‘Bring A Friend’, as in letting your loyal customers give discount vouchers to their friends, works well because sending a gift really impresses

Samples are an excellent way of kick starting word-of-mouth.  You know how you can go to your local supermarket on a Saturday morning and stuff enough free samples down your throat to see you through to supper?  People taste the product and quite a few not only buy it again but tell their friends and family that they were given something nice at the supermarket.  How can we apply that to seeing a theatre show?  My own experience is that CDs and even DVDs don’t really make an impression.  Giving away tickets for the whole event somehow defeats the object.  Fortunately, we already have a tried and tested solution.  Put a lesser known artist on as a support or get a sample of a stage show or act into an awards ceremony, charity fundraiser or festival.

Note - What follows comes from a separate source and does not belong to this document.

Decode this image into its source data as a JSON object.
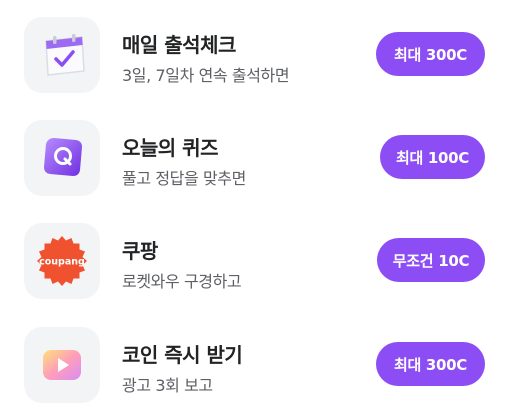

Or… a personal appearance.  An interview accompanied by a photo or a recorded extract from a show is an ideal way to enthuse a potential attender into a ticket buyer.  Having said that, there are a number of bricks that must be in place.  The interviewee must make the show sound like it’s worth seeing.  Enthusiasm, amusing anecdotes, clear description of the show are all de rigeur.  I’ve been surprised how often a performer is unprepared to perform in an interview or else is so scripted they persuade no-one.  Go through likely questions and have snappy answers.  The interviewee must know what needs to be said and make sure they say it.  Ditto you must have top quality production shots, video or sound recordings available.

Feel free to pass this advice on.